Unlike the bedroom, kitchen, and bathroom, the basement is a flexible space with endless uses depending on the homeowner’s tastes.
A stressful renovation process due to mold, mildew, water damage, and insulation issues, the basement is a forgotten area where plenty have tried and failed.
To tackle this renovation successfully, the finished space must be a blank canvas for current and future homeowners to use and change at will.
Devise a plan for the basement that fits the homeowner’s needs while being ‘for sale’ ready for home selling. Purposes meeting the qualifications are a game room, kids’ playroom, home gym, den, and home office.
Homeowners choosing a permanent renovation must ensure future buyers like the renovation as much as you do.
A bedroom or a laundry room is acceptable permanent spaces while a home entertainment center or wine cellar is an acquired taste.
For rooms with something in the center of it (i.e., column beam, bookshelf, or fireplace), use the space as a divider for two separate rooms in one space.

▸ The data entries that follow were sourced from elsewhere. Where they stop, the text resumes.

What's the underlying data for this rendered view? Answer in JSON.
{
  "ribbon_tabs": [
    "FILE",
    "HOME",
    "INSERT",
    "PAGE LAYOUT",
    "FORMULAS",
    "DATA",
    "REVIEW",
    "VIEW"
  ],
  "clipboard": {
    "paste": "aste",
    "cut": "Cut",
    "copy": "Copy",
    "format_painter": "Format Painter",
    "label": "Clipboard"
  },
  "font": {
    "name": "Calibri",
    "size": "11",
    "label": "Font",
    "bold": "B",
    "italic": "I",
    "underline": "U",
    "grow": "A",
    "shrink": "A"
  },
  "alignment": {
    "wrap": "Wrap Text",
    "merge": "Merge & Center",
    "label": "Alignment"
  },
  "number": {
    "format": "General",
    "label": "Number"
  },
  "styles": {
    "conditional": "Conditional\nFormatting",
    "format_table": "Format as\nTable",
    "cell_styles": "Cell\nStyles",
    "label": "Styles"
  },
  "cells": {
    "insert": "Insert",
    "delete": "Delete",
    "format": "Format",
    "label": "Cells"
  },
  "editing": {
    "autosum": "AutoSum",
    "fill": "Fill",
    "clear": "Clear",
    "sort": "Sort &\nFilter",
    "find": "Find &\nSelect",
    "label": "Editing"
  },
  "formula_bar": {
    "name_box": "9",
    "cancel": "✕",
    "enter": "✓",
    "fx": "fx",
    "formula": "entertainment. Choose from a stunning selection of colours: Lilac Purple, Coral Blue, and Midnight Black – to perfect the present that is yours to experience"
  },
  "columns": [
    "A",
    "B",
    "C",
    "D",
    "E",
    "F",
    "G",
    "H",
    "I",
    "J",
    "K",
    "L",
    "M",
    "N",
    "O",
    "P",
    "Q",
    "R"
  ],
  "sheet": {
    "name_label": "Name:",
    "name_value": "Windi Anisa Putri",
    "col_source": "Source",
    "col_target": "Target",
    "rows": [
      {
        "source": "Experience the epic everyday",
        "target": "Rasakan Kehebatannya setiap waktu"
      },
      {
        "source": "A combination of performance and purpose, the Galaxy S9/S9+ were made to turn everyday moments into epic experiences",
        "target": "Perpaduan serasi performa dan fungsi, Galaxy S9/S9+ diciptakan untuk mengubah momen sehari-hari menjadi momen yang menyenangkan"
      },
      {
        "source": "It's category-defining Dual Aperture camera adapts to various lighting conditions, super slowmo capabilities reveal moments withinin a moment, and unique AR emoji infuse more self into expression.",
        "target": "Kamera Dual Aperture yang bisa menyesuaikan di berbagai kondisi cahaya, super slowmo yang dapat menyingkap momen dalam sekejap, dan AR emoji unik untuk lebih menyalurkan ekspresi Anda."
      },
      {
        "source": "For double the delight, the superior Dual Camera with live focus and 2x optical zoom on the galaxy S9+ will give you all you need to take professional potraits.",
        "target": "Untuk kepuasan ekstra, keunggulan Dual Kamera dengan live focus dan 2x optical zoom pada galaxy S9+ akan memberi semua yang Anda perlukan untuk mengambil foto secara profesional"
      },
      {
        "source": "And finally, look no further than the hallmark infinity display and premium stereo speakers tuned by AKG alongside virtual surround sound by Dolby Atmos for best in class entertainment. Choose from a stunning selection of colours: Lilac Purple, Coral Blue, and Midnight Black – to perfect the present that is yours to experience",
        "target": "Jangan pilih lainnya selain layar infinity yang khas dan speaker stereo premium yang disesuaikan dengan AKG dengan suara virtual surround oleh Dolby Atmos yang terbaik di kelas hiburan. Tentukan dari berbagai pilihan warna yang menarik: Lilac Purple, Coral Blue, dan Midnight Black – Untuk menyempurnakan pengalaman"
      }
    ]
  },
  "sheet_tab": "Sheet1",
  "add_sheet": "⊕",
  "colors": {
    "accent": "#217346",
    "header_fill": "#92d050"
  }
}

In terms of design, the basement is separate from the house design for no apparent reason. There’s no reason for this. Extend the decorating methods used throughout the home to the basement to create unity and flow.
Besides, the basement is part of the house, and the home design proves the basement belongs. A good idea is extending the home flooring material to the basement.
Specifically, add an expensive, durable, and warm carpet to remedy the basement’s cold floors.
Finished basements are not officially a room unless there’s storage space, and the basement is no different. Recessed, open, and/or built-in shelves, cabinets, and storage areas offer space for basement belongings without clutter or overcrowding.
Homeowners should leave room in the basement for portable storage options such as multipurpose furniture, storage bins, chests, and sideboards. Just don’t make storage installation too expensive because ROI won’t return in full.
The stairs are a basement staple, so besides making it durable and sturdy, the stairs should be a part of the basement. Two ideas are to make the stairs open and turn it into a room divider.
An open stairway effortlessly connects the basement to the house visually thanks to the open space between the stairs. Additionally, the open space allows more light in the basement too.
Meanwhile, if the stairs are in the center, divide the area into two rooms and let the stairs act as a divider.
Eliminate the ‘dark basement’ stereotype by incorporating indoor lights in the area. Lights on the ceiling, near the floors, inside shelves, in the corner, and around the stairs blanket every inch with light.
Mix primary lights with accent lights, lamps, task lights, and track lights for a layered and natural feel. Complete the space with an egress window.
Finishing the Basement
A basement renovation adds one more useful, yet adaptable area to a great space. However, DIY basement renovation from once-energetic homeowners gets bored, frustrated, or angry.
Therefore, a basement renovation is a task best handled by experienced and trained professionals.